In terms of analysis (dirayat), he has written history, biographical and hadith analysis such as ʿal-Ilal al-Kabir and Asmaʿ al-Sahabah. Most of his other works are unavailable to us now. His work, ʾIlal al-Saghīr which is appended to his Jāmiʾ is of note. In it he identifies his methodology and introduces his unique terminology in classifying hadith which is different from later scholars. He was amongst the pioneering figures in the field. Whilst Imam Bukhari and Muslim promoted the principle that there are grades of Sahih, Imam Tirmidhi focused on the grades of weaknesses. Consequently, Imam Zahabi considered Imam Tirmidhi to be lenient (mutasahil) when analysing narrators and classifying hadith. Allm Nur al-Itr wrote a detailed response rejecting this criticism. Rather, he was objective and fair (mu’tadil); softer perhaps than Imam Bukhari but harsher than Hakim Nishapuri. His primary teacher in this field is Imam Bukhari (d. 256 AH). He also learned from Imam Darimi (d. 255 AH) and Imam Abu Zurʿa Razi (d. 264 AH).

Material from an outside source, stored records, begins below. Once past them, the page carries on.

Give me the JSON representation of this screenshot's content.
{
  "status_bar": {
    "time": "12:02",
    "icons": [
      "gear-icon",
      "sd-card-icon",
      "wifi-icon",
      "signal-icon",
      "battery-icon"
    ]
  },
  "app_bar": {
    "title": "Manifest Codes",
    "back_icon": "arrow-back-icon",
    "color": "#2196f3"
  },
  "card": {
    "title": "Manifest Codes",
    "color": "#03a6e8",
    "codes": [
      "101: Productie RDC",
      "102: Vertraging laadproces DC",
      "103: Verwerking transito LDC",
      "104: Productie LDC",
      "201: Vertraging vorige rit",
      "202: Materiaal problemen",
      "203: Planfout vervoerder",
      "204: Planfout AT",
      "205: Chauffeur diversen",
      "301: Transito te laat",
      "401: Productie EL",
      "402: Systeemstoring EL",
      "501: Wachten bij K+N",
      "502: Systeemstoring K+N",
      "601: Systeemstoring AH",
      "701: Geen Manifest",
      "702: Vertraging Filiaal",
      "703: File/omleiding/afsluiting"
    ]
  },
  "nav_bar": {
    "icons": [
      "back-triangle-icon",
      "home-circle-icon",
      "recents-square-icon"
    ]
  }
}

Imam Tirmidhi learned fiqh from Imam Bukhari among others. He was knowledgeable of the positions of the dominant fiqh schools as is clear in his work. He relates from Imam Sufyan al-Tawri via Muhammad b. Uthman Kufi (d. c250 AH), Imam Malik via Ishaq b. Musa Ansari (d. 244 AH), Imam Shafiʾi via Hasan b. Muhammad Zaʿfarani (d. 260 AH), Imam Ahmad b. Hanbal and Ishaq b. Rahway via Ishaq b. Mansur (d. 251 AH). He relates the position of the Ahnaf through the opinion of Imam Abdullah b. Mubarak via numerous sources. He outlines his sources for all the fuqaha mentioned in al-ʿIlal al-Saghir. Ml. Ali Miya Nadwi states that his Jāmi was the first book of comparative fiqh where he outlines the positions of these respective scholars whilst commenting the hadith.

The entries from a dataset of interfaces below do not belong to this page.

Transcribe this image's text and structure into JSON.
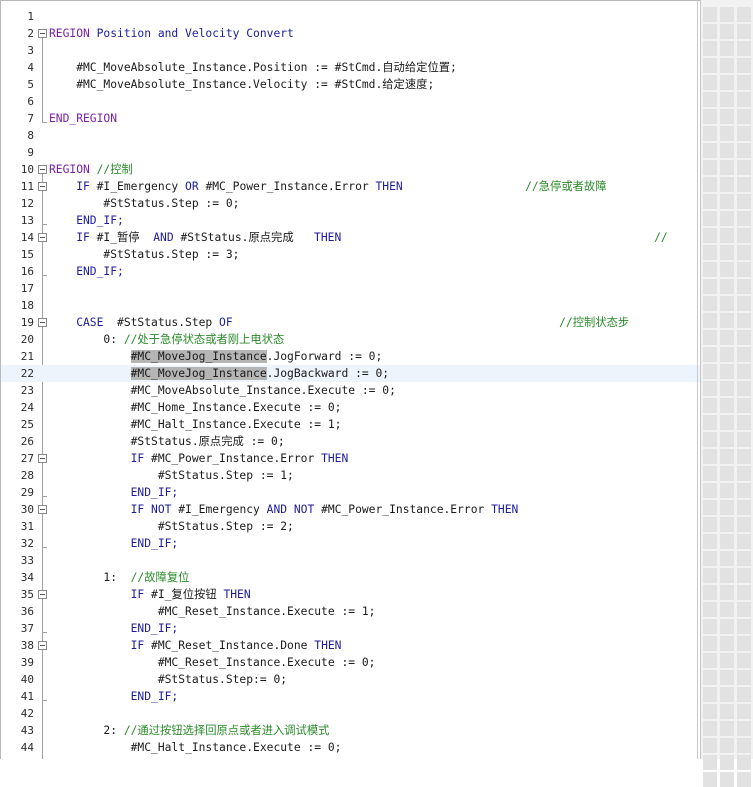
{
  "editor": {
    "current_line": 22,
    "lines": [
      {
        "n": "1",
        "fold": "none",
        "parts": []
      },
      {
        "n": "2",
        "fold": "open",
        "parts": [
          {
            "c": "kw",
            "t": "REGION"
          },
          {
            "c": "kwb",
            "t": " Position and Velocity Convert"
          }
        ]
      },
      {
        "n": "3",
        "fold": "none",
        "parts": []
      },
      {
        "n": "4",
        "fold": "none",
        "parts": [
          {
            "c": "",
            "t": "    #MC_MoveAbsolute_Instance.Position := #StCmd.自动给定位置;"
          }
        ]
      },
      {
        "n": "5",
        "fold": "none",
        "parts": [
          {
            "c": "",
            "t": "    #MC_MoveAbsolute_Instance.Velocity := #StCmd.给定速度;"
          }
        ]
      },
      {
        "n": "6",
        "fold": "none",
        "parts": []
      },
      {
        "n": "7",
        "fold": "end",
        "parts": [
          {
            "c": "kw",
            "t": "END_REGION"
          }
        ]
      },
      {
        "n": "8",
        "fold": "none",
        "parts": []
      },
      {
        "n": "9",
        "fold": "none",
        "parts": []
      },
      {
        "n": "10",
        "fold": "open",
        "parts": [
          {
            "c": "kw",
            "t": "REGION"
          },
          {
            "c": "cm",
            "t": " //控制"
          }
        ]
      },
      {
        "n": "11",
        "fold": "open",
        "parts": [
          {
            "c": "kwb",
            "t": "    IF "
          },
          {
            "c": "",
            "t": "#I_Emergency "
          },
          {
            "c": "kwb",
            "t": "OR "
          },
          {
            "c": "",
            "t": "#MC_Power_Instance.Error "
          },
          {
            "c": "kwb",
            "t": "THEN"
          },
          {
            "c": "cm",
            "t": "                  //急停或者故障"
          }
        ]
      },
      {
        "n": "12",
        "fold": "none",
        "parts": [
          {
            "c": "",
            "t": "        #StStatus.Step := 0;"
          }
        ]
      },
      {
        "n": "13",
        "fold": "end",
        "parts": [
          {
            "c": "kwb",
            "t": "    END_IF;"
          }
        ]
      },
      {
        "n": "14",
        "fold": "open",
        "parts": [
          {
            "c": "kwb",
            "t": "    IF "
          },
          {
            "c": "",
            "t": "#I_暂停  "
          },
          {
            "c": "kwb",
            "t": "AND "
          },
          {
            "c": "",
            "t": "#StStatus.原点完成   "
          },
          {
            "c": "kwb",
            "t": "THEN"
          },
          {
            "c": "cm",
            "t": "                                              //"
          }
        ]
      },
      {
        "n": "15",
        "fold": "none",
        "parts": [
          {
            "c": "",
            "t": "        #StStatus.Step := 3;"
          }
        ]
      },
      {
        "n": "16",
        "fold": "end",
        "parts": [
          {
            "c": "kwb",
            "t": "    END_IF;"
          }
        ]
      },
      {
        "n": "17",
        "fold": "none",
        "parts": []
      },
      {
        "n": "18",
        "fold": "none",
        "parts": []
      },
      {
        "n": "19",
        "fold": "open",
        "parts": [
          {
            "c": "kwb",
            "t": "    CASE  "
          },
          {
            "c": "",
            "t": "#StStatus.Step "
          },
          {
            "c": "kwb",
            "t": "OF"
          },
          {
            "c": "cm",
            "t": "                                                //控制状态步"
          }
        ]
      },
      {
        "n": "20",
        "fold": "none",
        "parts": [
          {
            "c": "",
            "t": "        0: "
          },
          {
            "c": "cm",
            "t": "//处于急停状态或者刚上电状态"
          }
        ]
      },
      {
        "n": "21",
        "fold": "none",
        "parts": [
          {
            "c": "",
            "t": "            "
          },
          {
            "c": "hl",
            "t": "#MC_MoveJog_Instance"
          },
          {
            "c": "",
            "t": ".JogForward := 0;"
          }
        ]
      },
      {
        "n": "22",
        "fold": "none",
        "parts": [
          {
            "c": "",
            "t": "            "
          },
          {
            "c": "hl",
            "t": "#MC_MoveJog_Instance"
          },
          {
            "c": "",
            "t": ".JogBackward := 0;"
          }
        ]
      },
      {
        "n": "23",
        "fold": "none",
        "parts": [
          {
            "c": "",
            "t": "            #MC_MoveAbsolute_Instance.Execute := 0;"
          }
        ]
      },
      {
        "n": "24",
        "fold": "none",
        "parts": [
          {
            "c": "",
            "t": "            #MC_Home_Instance.Execute := 0;"
          }
        ]
      },
      {
        "n": "25",
        "fold": "none",
        "parts": [
          {
            "c": "",
            "t": "            #MC_Halt_Instance.Execute := 1;"
          }
        ]
      },
      {
        "n": "26",
        "fold": "none",
        "parts": [
          {
            "c": "",
            "t": "            #StStatus.原点完成 := 0;"
          }
        ]
      },
      {
        "n": "27",
        "fold": "open",
        "parts": [
          {
            "c": "kwb",
            "t": "            IF "
          },
          {
            "c": "",
            "t": "#MC_Power_Instance.Error "
          },
          {
            "c": "kwb",
            "t": "THEN"
          }
        ]
      },
      {
        "n": "28",
        "fold": "none",
        "parts": [
          {
            "c": "",
            "t": "                #StStatus.Step := 1;"
          }
        ]
      },
      {
        "n": "29",
        "fold": "end",
        "parts": [
          {
            "c": "kwb",
            "t": "            END_IF;"
          }
        ]
      },
      {
        "n": "30",
        "fold": "open",
        "parts": [
          {
            "c": "kwb",
            "t": "            IF NOT "
          },
          {
            "c": "",
            "t": "#I_Emergency "
          },
          {
            "c": "kwb",
            "t": "AND NOT "
          },
          {
            "c": "",
            "t": "#MC_Power_Instance.Error "
          },
          {
            "c": "kwb",
            "t": "THEN"
          }
        ]
      },
      {
        "n": "31",
        "fold": "none",
        "parts": [
          {
            "c": "",
            "t": "                #StStatus.Step := 2;"
          }
        ]
      },
      {
        "n": "32",
        "fold": "end",
        "parts": [
          {
            "c": "kwb",
            "t": "            END_IF;"
          }
        ]
      },
      {
        "n": "33",
        "fold": "none",
        "parts": []
      },
      {
        "n": "34",
        "fold": "none",
        "parts": [
          {
            "c": "",
            "t": "        1:  "
          },
          {
            "c": "cm",
            "t": "//故障复位"
          }
        ]
      },
      {
        "n": "35",
        "fold": "open",
        "parts": [
          {
            "c": "kwb",
            "t": "            IF "
          },
          {
            "c": "",
            "t": "#I_复位按钮 "
          },
          {
            "c": "kwb",
            "t": "THEN"
          }
        ]
      },
      {
        "n": "36",
        "fold": "none",
        "parts": [
          {
            "c": "",
            "t": "                #MC_Reset_Instance.Execute := 1;"
          }
        ]
      },
      {
        "n": "37",
        "fold": "end",
        "parts": [
          {
            "c": "kwb",
            "t": "            END_IF;"
          }
        ]
      },
      {
        "n": "38",
        "fold": "open",
        "parts": [
          {
            "c": "kwb",
            "t": "            IF "
          },
          {
            "c": "",
            "t": "#MC_Reset_Instance.Done "
          },
          {
            "c": "kwb",
            "t": "THEN"
          }
        ]
      },
      {
        "n": "39",
        "fold": "none",
        "parts": [
          {
            "c": "",
            "t": "                #MC_Reset_Instance.Execute := 0;"
          }
        ]
      },
      {
        "n": "40",
        "fold": "none",
        "parts": [
          {
            "c": "",
            "t": "                #StStatus.Step:= 0;"
          }
        ]
      },
      {
        "n": "41",
        "fold": "end",
        "parts": [
          {
            "c": "kwb",
            "t": "            END_IF;"
          }
        ]
      },
      {
        "n": "42",
        "fold": "none",
        "parts": []
      },
      {
        "n": "43",
        "fold": "none",
        "parts": [
          {
            "c": "",
            "t": "        2: "
          },
          {
            "c": "cm",
            "t": "//通过按钮选择回原点或者进入调试模式"
          }
        ]
      },
      {
        "n": "44",
        "fold": "none",
        "parts": [
          {
            "c": "",
            "t": "            #MC_Halt_Instance.Execute := 0;"
          }
        ]
      }
    ]
  }
}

In terms of capacity in fiqh, Imam Tirmidhi was a mujtahid mutlaq (grade 1) – independent legist. There is a difference of opinion whether he followed his own methodology (mustaqil) or the methodology of one of the schools of fiqh (muntasib). Allm. Sindhi et al. suggest that he was a mujtahid mutalaq mustaqil (class 1). Shah Waliullah Dihlawi et al. consider him to be more aligned (mutahid mutaq muntasib) to Imams Ahmad and Ishaq b. Rahway. Allm. Kashmiri et al consider him more aligned to Imam Shafi’s position. The fiqh of Imams Shafi’i and Ahmad is very similar. On the most part, Imam Tirmidhi's position seems to match these them even if it is through independent judgement. Allm. Yusuf Binnori considers Imam Tirmidhi him stronger than Imams Nasaʿi and Ibn Majah in Fiqh whilst he deems him lower than Imams Bukhari and Abu Dawud.
Muhammad Saifur Rahman Nawhami
13 Muharram 1442 AH
1 September 2020 CE
Cite: Nawhami, Muhammad Saifur Rahman. (2020). Abu Isa Tirmidhi – d. 279 AH.Islamic Studies Bulletin (DIBAJ). Issue 106. Available at http://uloom.com/stable/200901501
Author: M. Saifur Rahman Nawhami